So what do we do now? Foundations have been shook, anger ensues, and it has been established that life is not fair. What do we do now? I'll tell you what I've learned to do. For me, just because it's possible, does not mean it's going to happen. When I was dating after my divorce, I found myself ending most of the relationships I had out of rooted fear they would end without my control. So when I was dating my now husband, those same fears surrounded me to the point of irrational. Thankfully my handsome man understood my fears and helped me through them so that I could turn that "possibility" into experience and knowledge, not a predestined occurrence.

For my two struggling daughters (and my third who will one day face the truth about her once step-mom) I can only turn that "possibility" into a tool for them, teach them it is not what will always happen, and show them there is no prevention for life. That we must carry with us all that we know and learn from what happens along the way - fair or not. I believe it helps, if not is the key, to support one another and share the love (which is my favorite saying). If I didn't have my family supporting me through my divorce, I would have turned out worse off than I am now. And if I didn't have my wonderful husband embrace me with love for my fears instead of running from them, I would still be struggling in this life single.

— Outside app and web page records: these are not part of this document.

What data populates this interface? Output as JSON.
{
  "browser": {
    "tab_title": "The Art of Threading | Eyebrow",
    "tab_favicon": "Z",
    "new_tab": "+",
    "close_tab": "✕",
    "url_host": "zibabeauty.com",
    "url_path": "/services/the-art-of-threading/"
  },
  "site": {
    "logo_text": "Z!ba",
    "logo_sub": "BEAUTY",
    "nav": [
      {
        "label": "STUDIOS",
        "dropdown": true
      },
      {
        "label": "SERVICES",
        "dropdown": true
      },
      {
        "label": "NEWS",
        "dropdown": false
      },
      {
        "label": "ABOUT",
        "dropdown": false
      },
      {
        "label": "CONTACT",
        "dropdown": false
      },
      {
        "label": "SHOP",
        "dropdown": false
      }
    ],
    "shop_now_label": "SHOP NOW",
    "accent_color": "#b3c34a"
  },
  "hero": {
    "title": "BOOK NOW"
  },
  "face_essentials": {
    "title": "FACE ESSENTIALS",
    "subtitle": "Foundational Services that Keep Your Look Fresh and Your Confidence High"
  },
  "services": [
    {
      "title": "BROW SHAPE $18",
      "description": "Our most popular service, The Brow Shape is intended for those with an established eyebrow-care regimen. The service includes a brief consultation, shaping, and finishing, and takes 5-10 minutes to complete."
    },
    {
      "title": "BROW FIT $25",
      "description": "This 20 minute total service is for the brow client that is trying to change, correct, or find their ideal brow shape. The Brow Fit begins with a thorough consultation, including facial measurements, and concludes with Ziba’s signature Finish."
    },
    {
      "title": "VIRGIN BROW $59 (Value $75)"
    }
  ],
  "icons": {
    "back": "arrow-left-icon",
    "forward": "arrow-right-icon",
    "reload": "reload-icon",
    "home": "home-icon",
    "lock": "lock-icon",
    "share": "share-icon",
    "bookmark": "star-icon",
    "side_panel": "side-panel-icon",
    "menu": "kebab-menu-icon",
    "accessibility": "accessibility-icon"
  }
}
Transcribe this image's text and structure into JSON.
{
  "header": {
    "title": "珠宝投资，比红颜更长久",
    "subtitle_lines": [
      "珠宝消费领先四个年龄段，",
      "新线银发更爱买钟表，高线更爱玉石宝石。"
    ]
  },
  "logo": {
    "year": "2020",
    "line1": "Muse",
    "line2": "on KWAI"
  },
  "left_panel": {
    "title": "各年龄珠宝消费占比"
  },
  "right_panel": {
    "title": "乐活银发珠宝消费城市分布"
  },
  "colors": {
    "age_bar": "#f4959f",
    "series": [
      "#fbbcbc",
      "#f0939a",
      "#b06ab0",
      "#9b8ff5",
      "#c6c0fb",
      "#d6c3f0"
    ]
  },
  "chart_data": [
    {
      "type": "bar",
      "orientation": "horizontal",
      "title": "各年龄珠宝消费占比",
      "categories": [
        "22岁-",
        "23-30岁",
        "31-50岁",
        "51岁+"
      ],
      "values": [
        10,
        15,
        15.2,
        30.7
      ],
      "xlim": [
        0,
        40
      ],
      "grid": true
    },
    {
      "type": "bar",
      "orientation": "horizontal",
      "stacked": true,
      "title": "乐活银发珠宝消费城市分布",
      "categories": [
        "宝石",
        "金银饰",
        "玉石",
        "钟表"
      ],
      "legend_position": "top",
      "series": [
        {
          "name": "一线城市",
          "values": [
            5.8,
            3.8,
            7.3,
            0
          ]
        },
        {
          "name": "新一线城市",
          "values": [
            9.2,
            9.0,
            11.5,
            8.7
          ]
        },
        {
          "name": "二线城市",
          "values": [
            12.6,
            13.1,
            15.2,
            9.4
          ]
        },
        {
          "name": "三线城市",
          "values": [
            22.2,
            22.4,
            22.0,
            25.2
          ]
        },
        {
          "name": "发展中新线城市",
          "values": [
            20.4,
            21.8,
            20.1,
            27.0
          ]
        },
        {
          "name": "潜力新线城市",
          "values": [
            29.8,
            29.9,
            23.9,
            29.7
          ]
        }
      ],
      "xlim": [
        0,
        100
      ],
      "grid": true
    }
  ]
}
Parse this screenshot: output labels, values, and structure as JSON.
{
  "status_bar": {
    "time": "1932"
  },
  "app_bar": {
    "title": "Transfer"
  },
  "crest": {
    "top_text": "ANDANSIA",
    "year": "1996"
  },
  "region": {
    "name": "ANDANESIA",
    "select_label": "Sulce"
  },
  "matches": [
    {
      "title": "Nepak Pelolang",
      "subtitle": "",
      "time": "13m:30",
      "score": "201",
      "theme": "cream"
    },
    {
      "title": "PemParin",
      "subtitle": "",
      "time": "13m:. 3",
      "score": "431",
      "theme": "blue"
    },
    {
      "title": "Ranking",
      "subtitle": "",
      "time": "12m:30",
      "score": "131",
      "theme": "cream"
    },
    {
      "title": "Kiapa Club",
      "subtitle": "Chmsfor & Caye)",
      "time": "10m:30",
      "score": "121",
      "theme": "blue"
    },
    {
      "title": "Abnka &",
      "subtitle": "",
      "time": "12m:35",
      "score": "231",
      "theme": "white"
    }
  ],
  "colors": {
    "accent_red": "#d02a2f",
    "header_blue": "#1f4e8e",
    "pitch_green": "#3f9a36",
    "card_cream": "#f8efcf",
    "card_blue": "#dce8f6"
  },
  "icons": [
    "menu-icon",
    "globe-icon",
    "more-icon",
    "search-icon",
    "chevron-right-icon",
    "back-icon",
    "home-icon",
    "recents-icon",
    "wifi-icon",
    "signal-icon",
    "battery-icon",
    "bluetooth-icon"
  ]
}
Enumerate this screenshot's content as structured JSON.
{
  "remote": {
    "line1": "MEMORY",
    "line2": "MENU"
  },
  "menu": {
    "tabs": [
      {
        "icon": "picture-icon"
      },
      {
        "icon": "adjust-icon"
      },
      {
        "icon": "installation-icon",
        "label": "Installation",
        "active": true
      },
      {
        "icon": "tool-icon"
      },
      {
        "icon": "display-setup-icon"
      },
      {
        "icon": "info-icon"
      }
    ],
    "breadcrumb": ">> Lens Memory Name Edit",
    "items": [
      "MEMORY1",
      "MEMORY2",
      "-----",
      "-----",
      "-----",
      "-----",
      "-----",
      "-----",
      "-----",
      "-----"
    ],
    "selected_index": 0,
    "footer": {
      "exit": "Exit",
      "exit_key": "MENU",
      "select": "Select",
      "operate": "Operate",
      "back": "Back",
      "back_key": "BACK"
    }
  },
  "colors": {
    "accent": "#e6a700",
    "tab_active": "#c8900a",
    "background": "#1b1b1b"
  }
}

I once created a motto that I use to explain my blog, "Perception is the key to an idiosyncratic delivery." Meaning, It's how you look it that determines the outcomes that may surprise you.

So I ask you this, Do you have a possibility today?